An unusual day? Nah, just a typical winter outing for Stone.
Because the water temperature is in the ideal range and there is plenty of oxygen in the water during the winter, the trout are active. Add a bit of current when electricity is being generated at the dam and the trout often go on the feed.
“They’re probably running two generators, and that helps,” said Stone, who was guiding out of Lilleys’ Landing Marina and Resort. “When there’s current, the trout will get active.”
But every day, even every hour, can be a new experience at Taneycomo. Stone knows that current, wind and sunlight all can make a big difference in the fishing.
“You have to figure out what they want under different conditions,” he said. “That’s the challenge.”
The fishing can get tough when there is no current and sun is shining. But even then, there are ways to catch trout.
The day before, Stone and White caught fish by slowly retrieving micro jigs under strike indicators. They used rigs that Stone set up with two-pound-test line leaders attached with a small swivel to four-pound line and a lightweight strike indicator.
“When the water’s as clear as it is in the winter, going to that two-pound test leader can make a difference,” Stone said.
Stone also bounces sculpin jigs off the bottom and will use small Trout Magnets under a strike indicator. His favorite fly patterns in the winter are wooly buggers and sculpins.
Lately, the best fishing has been found in the Trophy Area, where fishermen are restricted to tight size and creel limits. But Stone is still waiting for the time when the trout move into the creeks off Taneycomo and gather in large numbers.

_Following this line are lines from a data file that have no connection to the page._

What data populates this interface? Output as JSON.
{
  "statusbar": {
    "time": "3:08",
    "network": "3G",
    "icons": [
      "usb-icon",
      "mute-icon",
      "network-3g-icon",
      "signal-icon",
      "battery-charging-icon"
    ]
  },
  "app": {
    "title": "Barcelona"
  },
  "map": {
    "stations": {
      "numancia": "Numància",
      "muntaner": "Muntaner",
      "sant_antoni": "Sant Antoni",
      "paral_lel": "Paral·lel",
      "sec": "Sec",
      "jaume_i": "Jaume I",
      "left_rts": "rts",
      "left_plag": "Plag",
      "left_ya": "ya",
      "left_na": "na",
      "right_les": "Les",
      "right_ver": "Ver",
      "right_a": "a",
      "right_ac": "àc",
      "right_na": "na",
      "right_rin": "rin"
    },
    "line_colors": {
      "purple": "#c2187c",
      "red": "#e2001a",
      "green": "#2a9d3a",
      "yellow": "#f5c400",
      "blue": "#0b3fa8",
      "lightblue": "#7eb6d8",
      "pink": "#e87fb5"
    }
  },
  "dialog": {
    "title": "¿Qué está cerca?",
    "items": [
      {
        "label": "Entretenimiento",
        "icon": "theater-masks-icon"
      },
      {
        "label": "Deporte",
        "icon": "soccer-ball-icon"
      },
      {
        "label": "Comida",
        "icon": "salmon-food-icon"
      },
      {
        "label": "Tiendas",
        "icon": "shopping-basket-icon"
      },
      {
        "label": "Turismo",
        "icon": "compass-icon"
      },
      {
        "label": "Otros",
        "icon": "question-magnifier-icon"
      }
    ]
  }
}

For him, fishing Taneycomo and the other Ozarks reservoirs has been a lifelong adventure. He was brought up in the Ozarks and began fishing reservoirs such as Bull Shoals, Table Rock and Taneycomo when he was just 4.

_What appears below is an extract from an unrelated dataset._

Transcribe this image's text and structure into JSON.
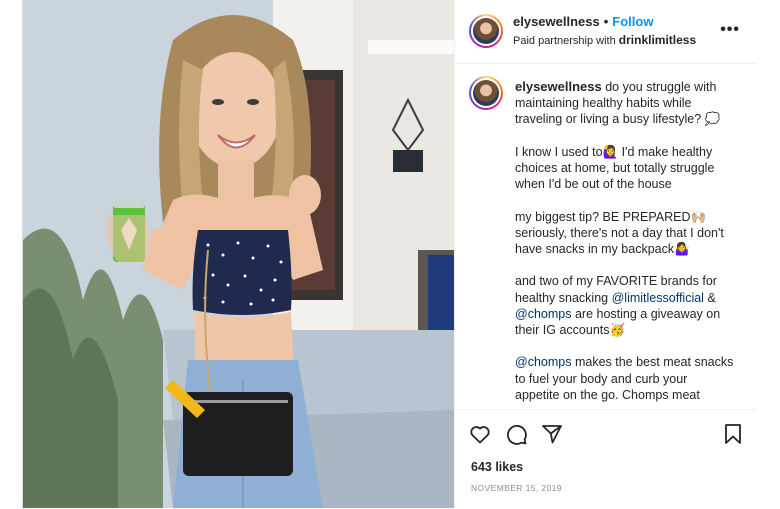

Today, he enjoys taking customers fishing for everything from largemouth bass to white bass to crappies. But in the winter, his interest turns to trout.
“Taneycomo is one of the best trout lakes in the country,” he said. “You can catch trout here year-round. But if I was to pick one time of the year to go, it would be winter.
To reach outdoors editor Brent Frazee, call 816-234-4319 or send email to firstname.lastname@example.org.
For more information about Lake Taneycomo’s trout fishing, call guide Phillip Stone at 870-715-2764 or email him at email@example.com.
Five places to cast your fly
Maybe it doesn’t have the mountains or fast-flowing rivers that the West does, but Missouri is still prime trout country.
Here are five places in the Show-Me State you have to try:
▪ LAKE TANEYCOMO: The 7,000-acre lake, which is really a river with dams on both sides, supports some of the nation’s best trout fishing. It is stocked heavily with rainbow trout by the Missouri Department of Conservation, and thanks to restrictive limits, it has developed a growing population of big browns. All of this within a long cast of the bright lights and music of Branson.
▪ BENNETT SPRING: Trout fishermen across the state will flock to Bennett Spring State Park near Lebanon, Mo., when the season opens March 1. The stream is stocked with thousands of rainbow trout, include some brood fish as big as 10 pounds. If you can stand fishing in a crowd, you can catch fish.
▪ CURRENT RIVER: Two special trout management areas below Montauk Trout Park give fishermen a chance to catch a trophy fish. A nine-mile stretch from Montauk to the Cedargrove Access has developed an outstanding brown-trout population, thanks to stocking by the Department of Conservation and restrictive creel and size limits. The two-mile stretch betwwen Montauk and the Baptist Access holds impressive numbers of rainbows.
▪ ELEVEN POINT RIVER: This Ozarks float stream holds good numbers of rainbow trout from Greer Spring 5.5 miles downstream to the Turner Mill Access. About 80 percent of the trout in this stretch measure 11 to 15 inches, according to surveys by the Department of Conservation.
▪ MERAMEC RIVER: Fall samples indicated that the Meramec should produce good trout fishing this year. Rainbow numbers remain high and brown trout numbers were up substantially from recent years.
| Brent Frazee, firstname.lastname@example.org